## TASK DIRECTIONS
Going line by line through the entries below, note each one with "this", then report how many there are and nothing else.
[[ RECORDS SHOWN, beginning ]]
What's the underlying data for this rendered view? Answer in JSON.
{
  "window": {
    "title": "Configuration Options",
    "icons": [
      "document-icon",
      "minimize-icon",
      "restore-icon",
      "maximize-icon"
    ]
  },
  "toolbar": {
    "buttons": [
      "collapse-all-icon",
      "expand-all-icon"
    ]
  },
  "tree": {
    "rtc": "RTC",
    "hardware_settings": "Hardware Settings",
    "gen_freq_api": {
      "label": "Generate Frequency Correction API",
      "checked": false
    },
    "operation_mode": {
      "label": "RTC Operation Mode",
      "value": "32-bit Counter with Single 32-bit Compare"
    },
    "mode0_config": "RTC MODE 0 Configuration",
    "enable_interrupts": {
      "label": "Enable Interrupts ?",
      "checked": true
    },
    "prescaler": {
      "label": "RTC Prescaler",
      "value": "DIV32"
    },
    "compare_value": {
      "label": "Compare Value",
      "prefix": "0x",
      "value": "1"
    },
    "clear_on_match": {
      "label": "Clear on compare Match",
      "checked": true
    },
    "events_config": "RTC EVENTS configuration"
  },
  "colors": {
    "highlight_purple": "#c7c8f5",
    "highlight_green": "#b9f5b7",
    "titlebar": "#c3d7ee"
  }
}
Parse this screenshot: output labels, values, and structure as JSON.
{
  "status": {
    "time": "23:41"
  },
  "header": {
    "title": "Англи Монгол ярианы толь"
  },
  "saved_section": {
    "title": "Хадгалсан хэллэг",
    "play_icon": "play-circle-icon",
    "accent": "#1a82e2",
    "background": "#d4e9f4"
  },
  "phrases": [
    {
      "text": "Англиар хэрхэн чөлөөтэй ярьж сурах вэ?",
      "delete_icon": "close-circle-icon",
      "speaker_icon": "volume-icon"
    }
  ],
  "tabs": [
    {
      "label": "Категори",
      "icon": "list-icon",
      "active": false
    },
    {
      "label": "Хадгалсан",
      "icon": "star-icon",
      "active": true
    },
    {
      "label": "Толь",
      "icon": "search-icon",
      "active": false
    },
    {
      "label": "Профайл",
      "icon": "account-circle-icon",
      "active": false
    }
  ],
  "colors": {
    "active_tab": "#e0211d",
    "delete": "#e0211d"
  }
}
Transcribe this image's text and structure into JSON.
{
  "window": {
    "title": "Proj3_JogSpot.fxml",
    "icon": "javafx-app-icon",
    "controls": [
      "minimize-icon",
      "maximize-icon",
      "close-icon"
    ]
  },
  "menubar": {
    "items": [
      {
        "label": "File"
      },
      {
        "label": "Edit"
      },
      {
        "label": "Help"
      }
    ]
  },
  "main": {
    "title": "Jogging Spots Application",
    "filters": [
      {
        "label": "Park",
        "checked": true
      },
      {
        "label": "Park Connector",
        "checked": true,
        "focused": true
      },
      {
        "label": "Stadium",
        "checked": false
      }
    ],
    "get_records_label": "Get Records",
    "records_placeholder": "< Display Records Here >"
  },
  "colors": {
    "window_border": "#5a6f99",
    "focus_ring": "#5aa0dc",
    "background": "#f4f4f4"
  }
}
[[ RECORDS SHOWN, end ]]
## RESPONSE
3